An analysis of whether both groups benefited from skipping the CT scanner would be important, Schwamm said in an interview.
Requena noted that the study’s results may not be applicable to centers with less angiography expertise.
Many stroke transfers in the U.S. also result in patients arriving beyond 6 hours, so an important question is whether those transfers should be taken directly to the angio suite or if imaging should be repeated to assess stroke evolution during transfer, according to Sarraj.
“A potential risk of this approach was that patients with ischemic stroke mimics could have received suboptimal initial management in the angio suite, such as intracerebral hemorrhage reversal agents, treatment of status epilepticus, or even possibly slow administration of alteplase,” Khatri said.

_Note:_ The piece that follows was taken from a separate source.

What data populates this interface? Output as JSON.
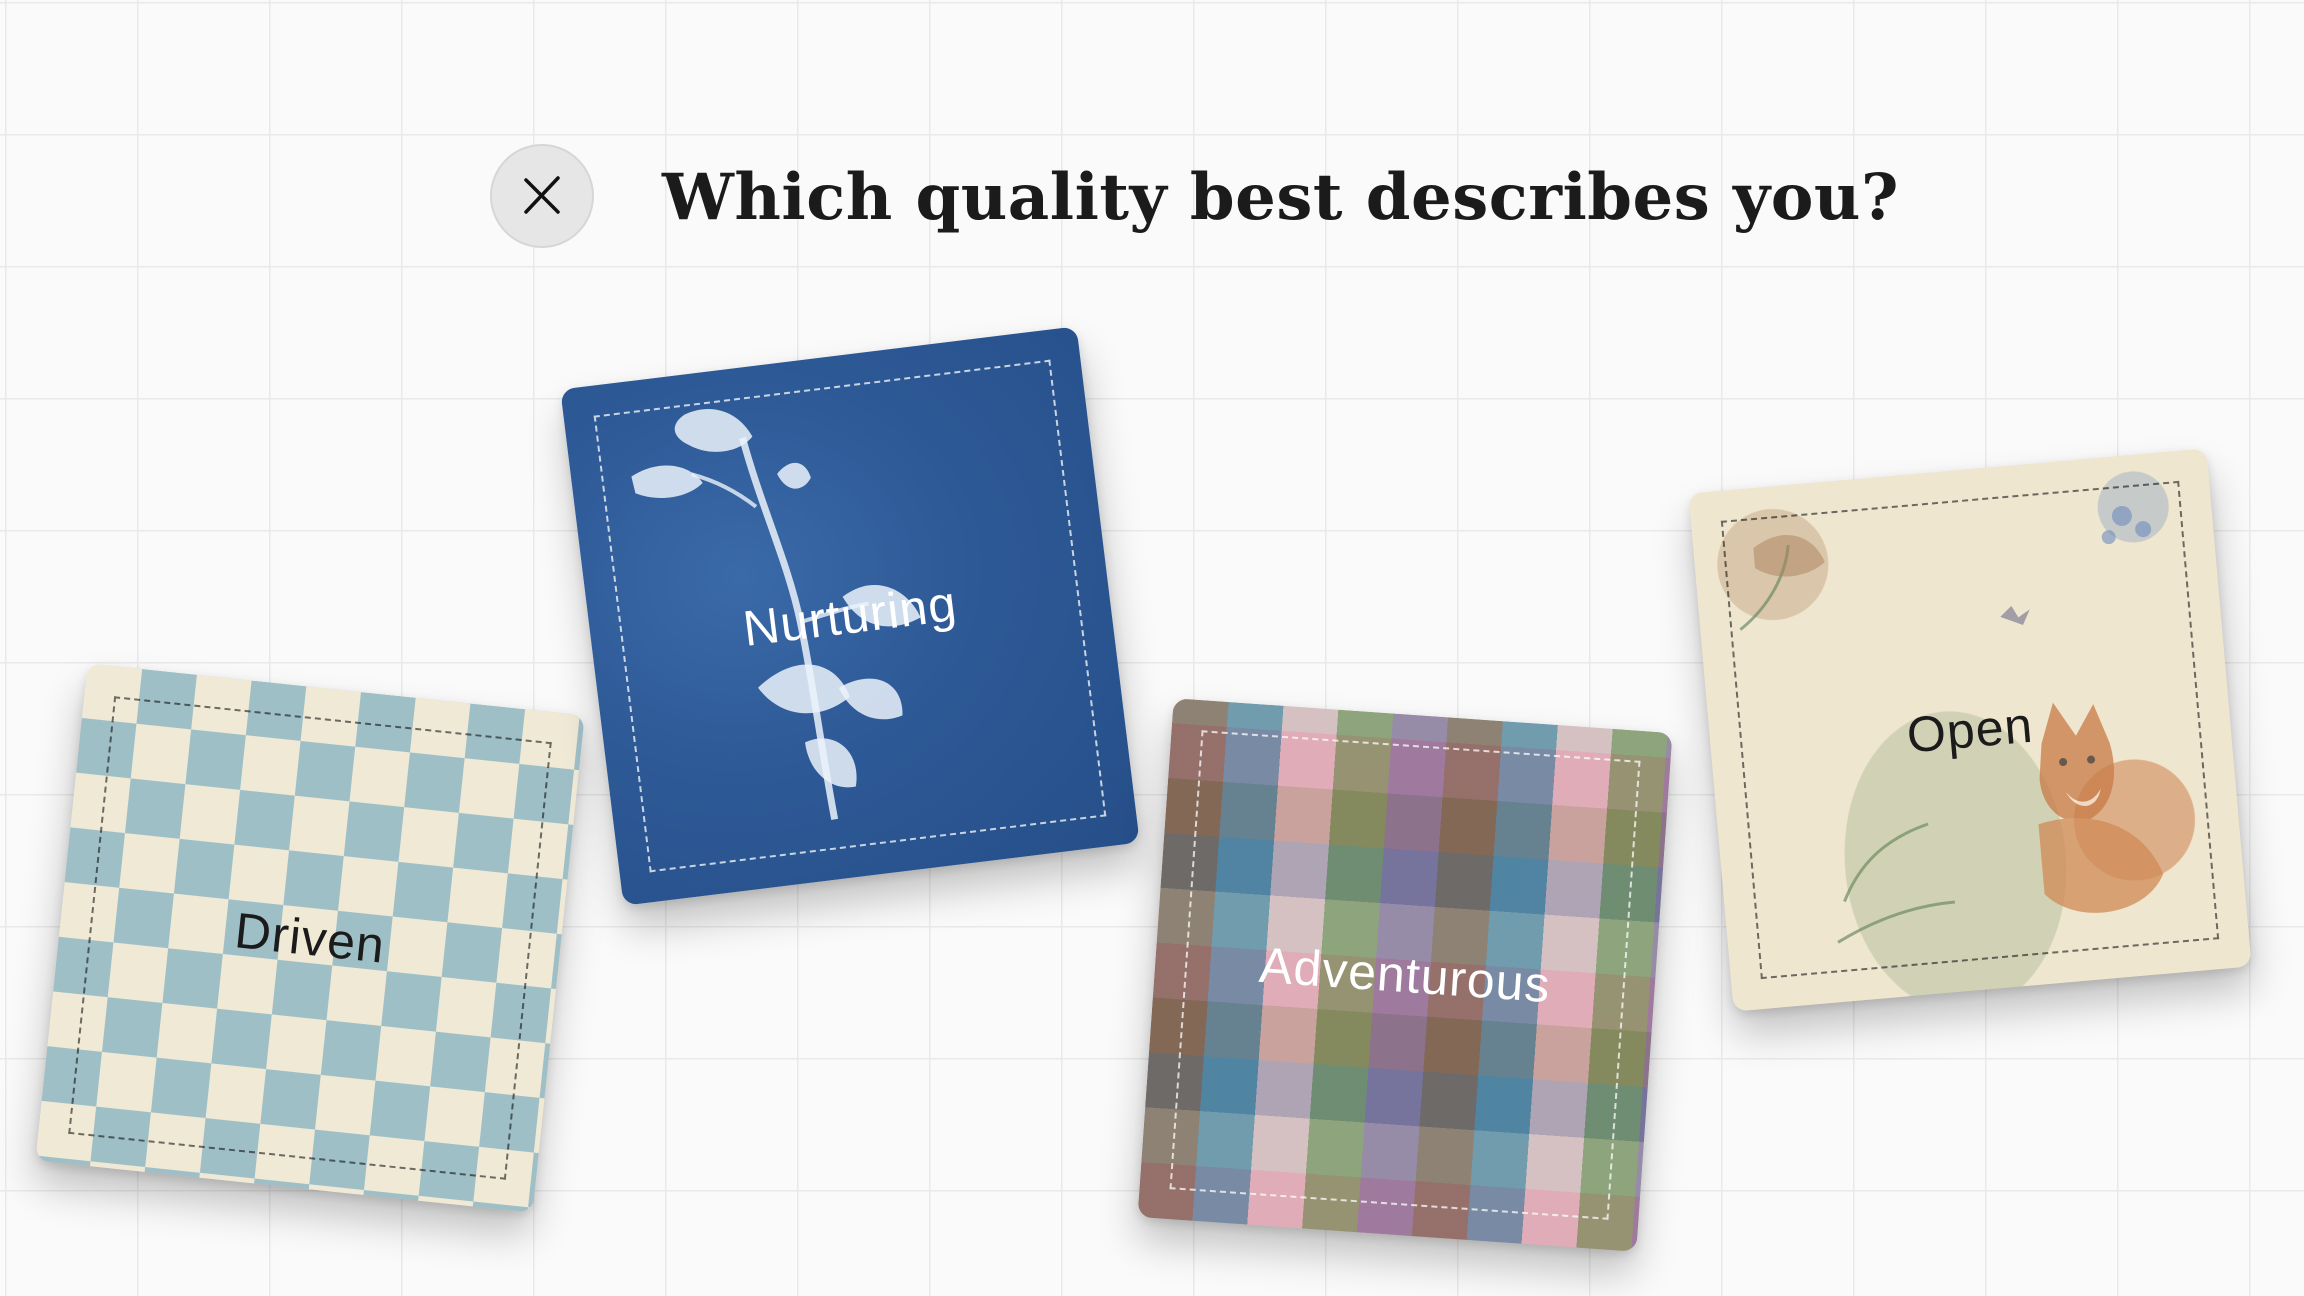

This appeared to not be the case in the small trial, she said, or at least the clinical impact of faster endovascular therapy washed out any of these risks.
“Our study is the first clinical trial that shows the superiority of direct transfer to an angiography suite,” Requena said in a press release. “Our findings were close to what we expected, and we were surprised that they occurred so early in the study. We trust that they will be confirmed in ongoing, multicenter, international trials.”
Further validation of direct transfer to the angiography suite may come from the ongoing WE-TRUST trial being conducted in Europe, North America, and South America.
The study was funded by the Vall d’Hebron Research Institute.
Requena disclosed no relevant relationships with industry. Co-authors disclosed relevant relationships with Anaconda Biomed, Methinks AI, Medtronic, Stryker, Johnson & Johnson, AptaTargets, Sanofi, Philips, Balt, and Perflow.
Sarraj disclosed relevant relationships with, and/or support from, Stryker Neurovascular and Stryker.